On Friday, 26 April, Screen Africa shared a press release online titled ‘NFVF-funded documentaries make their debut at Hot Docs in Canada’. The press release was sent to us by the National Film & Video Foundation’s (NFVF) media agency. We have since been informed by the directors and producers of Dying for Gold that the information contained in that release – regarding their film – was incorrect.
We’d like to sincerely apologise to Catherine Meyburgh and Richard Pakleppa, the co-directors and co-producers of Dying for Gold, as well as every other person involved in the production of the film, for this misunderstanding. We have recommended that the NFVF recall the inaccurate press release.
“Dying for Gold has not received production funding from the NFVF, only a small amount to attend Hotdocs Film Festival. Which has yet to be paid,” said Meyburgh. She additionally informed us that contrary to what the press release said, Lee Selleck is in no way involved with the production.
A Breathe Films production
Today, gold miner communities across Southern Africa have nothing to show for the wealth they produced except extreme rural underdevelopment and the world’s worst epidemic of TB and silicosis. Over 500 000 gold miners returned home from the mines suffering from tuberculosis and silicosis. Through the lives of miners and their families from Lesotho, Swaziland, Mozambique and South Africa, and extensive use of contrasting archive materials, Dying for Gold tells the story of South Africa’s biggest class action lawsuit.
South Africa’s biggest gold mining companies have been accused of knowingly exposing miners to harmful dust causing the terminal disease, silicosis and makes them more susceptible to TB. The class action has been settled out of court – which means the real cost of gold will not be known. Dying for Gold exposes the century of deplorable practices by gold mines and ensures that miners and their families are justly compensated. The film also aims to promote discussion on mining – especially profit-based harmful practices.
“We have started a campaign which will be running concurrently with the film,” Meyburgh adds. “We also will be rolling out a massive impact campaign using the film to raise consciousness about silicosis and TB and the related class action (the biggest class action South Africa has ever seen). The film has already been translated into six languages which will allow for it to be shown across the sub-continent. I hope the situation can lead to something positive and help with the Justice for Miners campaign.”

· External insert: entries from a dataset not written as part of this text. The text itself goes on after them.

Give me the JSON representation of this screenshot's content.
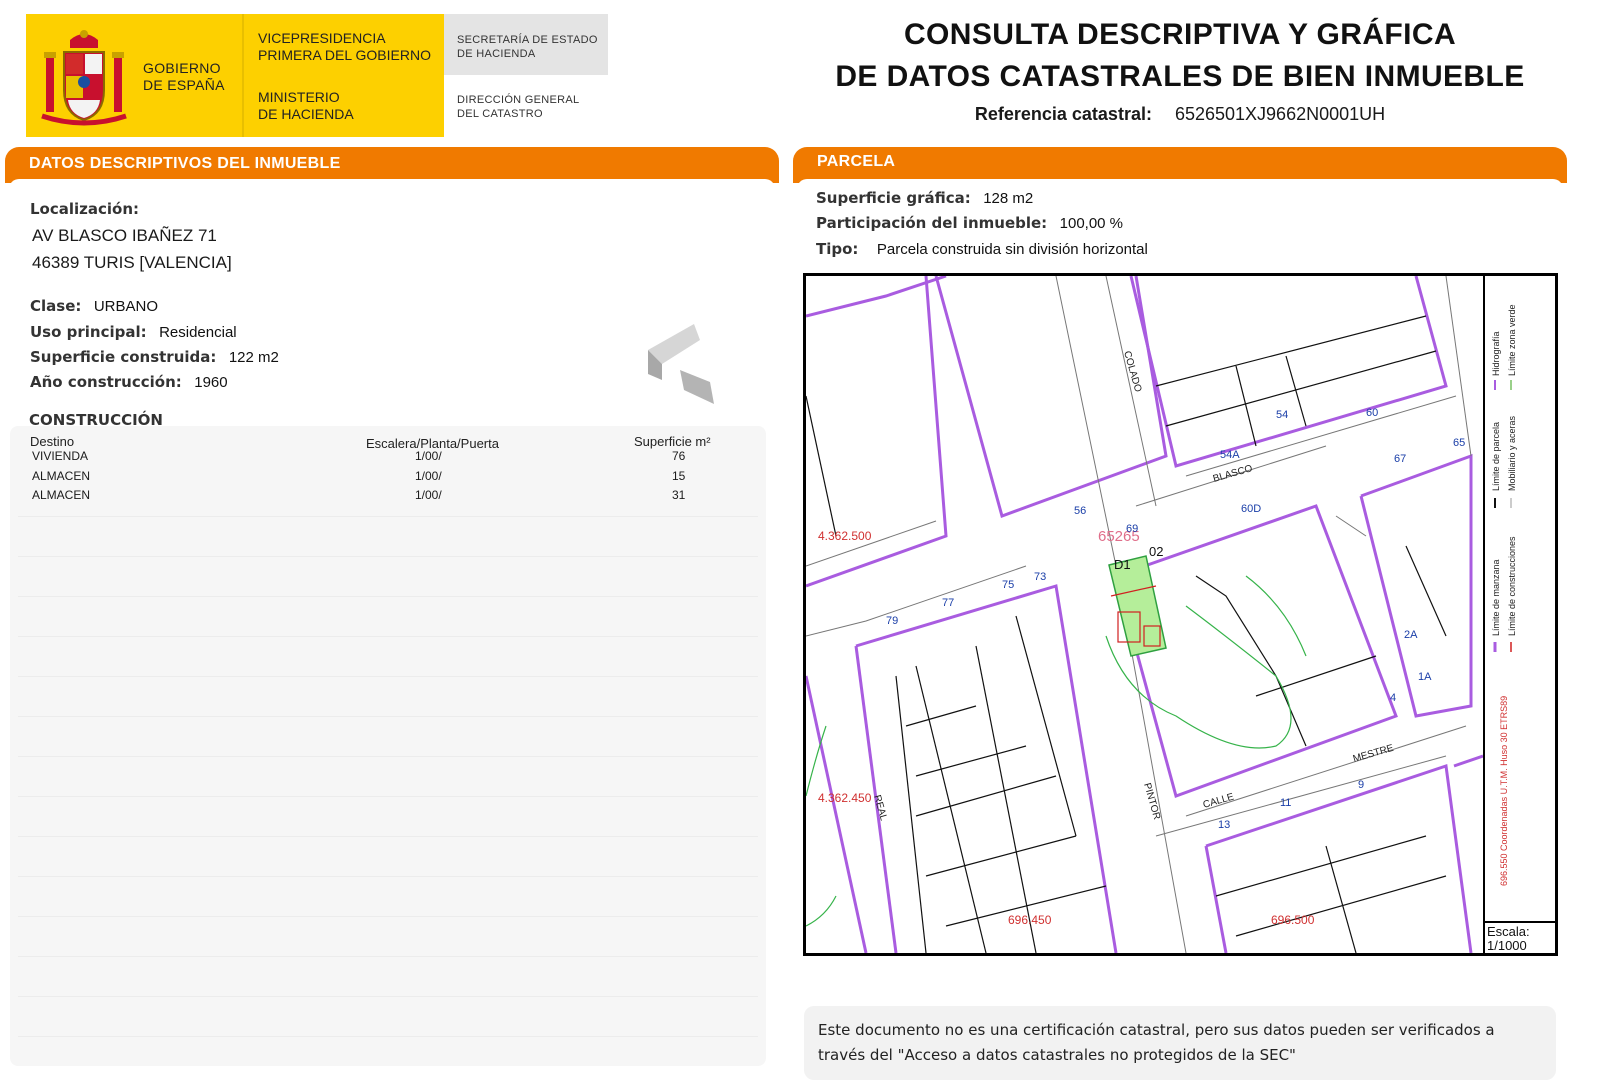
{
  "header": {
    "gob_line1": "GOBIERNO",
    "gob_line2": "DE ESPAÑA",
    "vice_line1": "VICEPRESIDENCIA",
    "vice_line2": "PRIMERA DEL GOBIERNO",
    "min_line1": "MINISTERIO",
    "min_line2": "DE HACIENDA",
    "sec_line1": "SECRETARÍA DE ESTADO",
    "sec_line2": "DE HACIENDA",
    "dg_line1": "DIRECCIÓN GENERAL",
    "dg_line2": "DEL CATASTRO",
    "title_line1": "CONSULTA DESCRIPTIVA Y GRÁFICA",
    "title_line2": "DE DATOS CATASTRALES DE BIEN INMUEBLE",
    "ref_label": "Referencia catastral:",
    "ref_value": "6526501XJ9662N0001UH"
  },
  "left": {
    "bar_title": "DATOS DESCRIPTIVOS DEL INMUEBLE",
    "loc_label": "Localización:",
    "loc_line1": "AV BLASCO IBAÑEZ 71",
    "loc_line2": "46389 TURIS [VALENCIA]",
    "clase_label": "Clase:",
    "clase_value": "URBANO",
    "uso_label": "Uso principal:",
    "uso_value": "Residencial",
    "sup_label": "Superficie construida:",
    "sup_value": "122 m2",
    "anio_label": "Año construcción:",
    "anio_value": "1960",
    "cons_title": "CONSTRUCCIÓN",
    "cons_headers": [
      "Destino",
      "Escalera/Planta/Puerta",
      "Superficie m²"
    ],
    "cons_rows": [
      {
        "destino": "VIVIENDA",
        "epp": "1/00/",
        "sup": "76"
      },
      {
        "destino": "ALMACEN",
        "epp": "1/00/",
        "sup": "15"
      },
      {
        "destino": "ALMACEN",
        "epp": "1/00/",
        "sup": "31"
      }
    ]
  },
  "right": {
    "bar_title": "PARCELA",
    "supg_label": "Superficie gráfica:",
    "supg_value": "128 m2",
    "part_label": "Participación del inmueble:",
    "part_value": "100,00 %",
    "tipo_label": "Tipo:",
    "tipo_value": "Parcela construida sin división horizontal",
    "map": {
      "coord_y1": "4.362.500",
      "coord_y2": "4.362.450",
      "coord_x1": "696.450",
      "coord_x2": "696.500",
      "parcel_ref": "65265",
      "label_d1": "D1",
      "label_d2": "02",
      "street_blasco": "BLASCO",
      "street_mestre": "MESTRE",
      "street_calle": "CALLE",
      "street_pintor": "PINTOR",
      "street_real": "REAL",
      "street_colado": "COLADO",
      "nums": [
        "54",
        "54A",
        "56",
        "60",
        "60D",
        "65",
        "67",
        "69",
        "73",
        "75",
        "77",
        "79",
        "11",
        "13",
        "9",
        "2A",
        "1A",
        "4"
      ]
    },
    "legend": {
      "items": [
        "Hidrografía",
        "Límite zona verde",
        "Límite de parcela",
        "Mobiliario y aceras",
        "Límite de manzana",
        "Límite de construcciones"
      ],
      "coords": "696.550 Coordenadas U.T.M. Huso 30 ETRS89",
      "scale_label": "Escala:",
      "scale_value": "1/1000"
    }
  },
  "note": {
    "text": "Este documento no es una certificación catastral, pero sus datos pueden ser verificados a través del \"Acceso a datos catastrales no protegidos de la SEC\""
  },
  "colors": {
    "orange": "#f07a00",
    "yellow": "#fdd000",
    "purple": "#a95ce0",
    "parcel_green": "#b5ee9a"
  }
}
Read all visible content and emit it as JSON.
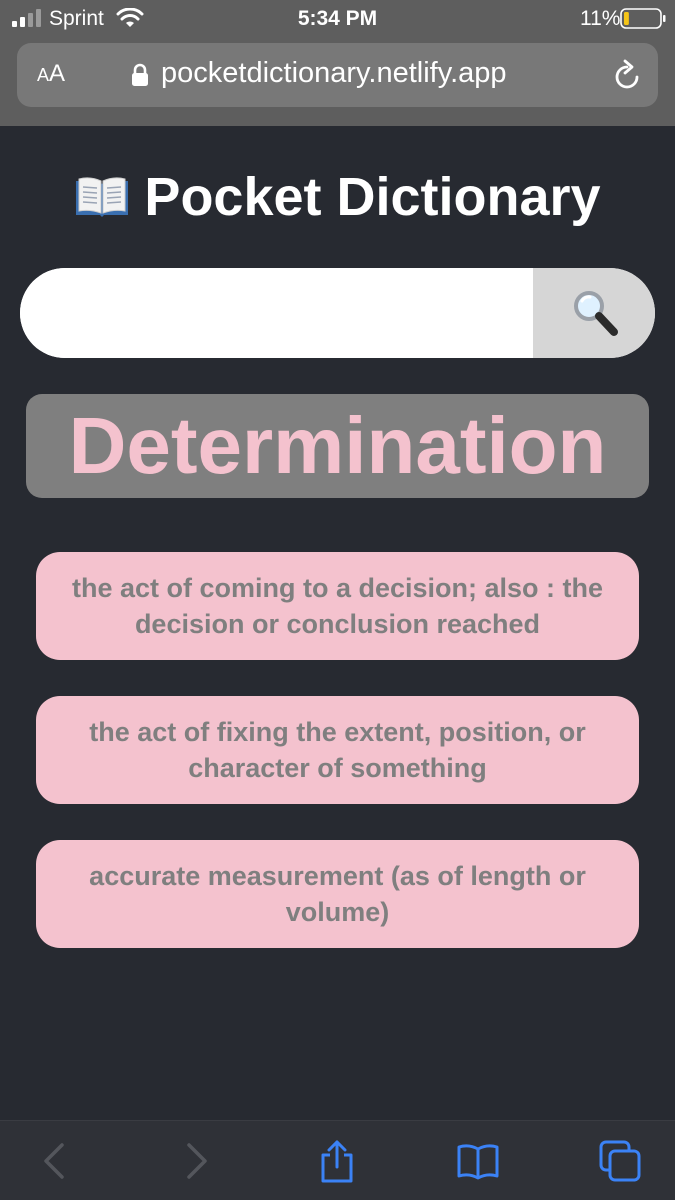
{
  "status_bar": {
    "carrier": "Sprint",
    "time": "5:34 PM",
    "battery_percent": "11%",
    "battery_level": 0.11
  },
  "browser": {
    "text_size_label_small": "A",
    "text_size_label_large": "A",
    "url": "pocketdictionary.netlify.app",
    "icons": {
      "lock": "lock-icon",
      "reload": "reload-icon",
      "back": "chevron-left-icon",
      "forward": "chevron-right-icon",
      "share": "share-icon",
      "bookmarks": "open-book-icon",
      "tabs": "tabs-icon"
    }
  },
  "app": {
    "title": "Pocket Dictionary",
    "title_icon": "open-book-emoji-icon",
    "search": {
      "value": "",
      "placeholder": "",
      "button_icon": "magnifying-glass-icon"
    },
    "word": "Determination",
    "definitions": [
      "the act of coming to a decision; also : the decision or conclusion reached",
      "the act of fixing the extent, position, or character of something",
      "accurate measurement (as of length or volume)"
    ]
  },
  "colors": {
    "page_background": "#272a31",
    "chrome_background": "#5e5e5e",
    "url_bar": "#787878",
    "accent_pink": "#f4c2ce",
    "word_box": "#7f7f7f",
    "definition_text": "#7f7f7f",
    "search_button": "#d6d6d6",
    "toolbar_disabled": "#54565c",
    "toolbar_active": "#3b82f6"
  }
}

To learn more about the film or to sign the petition and join the movement for just compensation, visit the Dying for Gold website.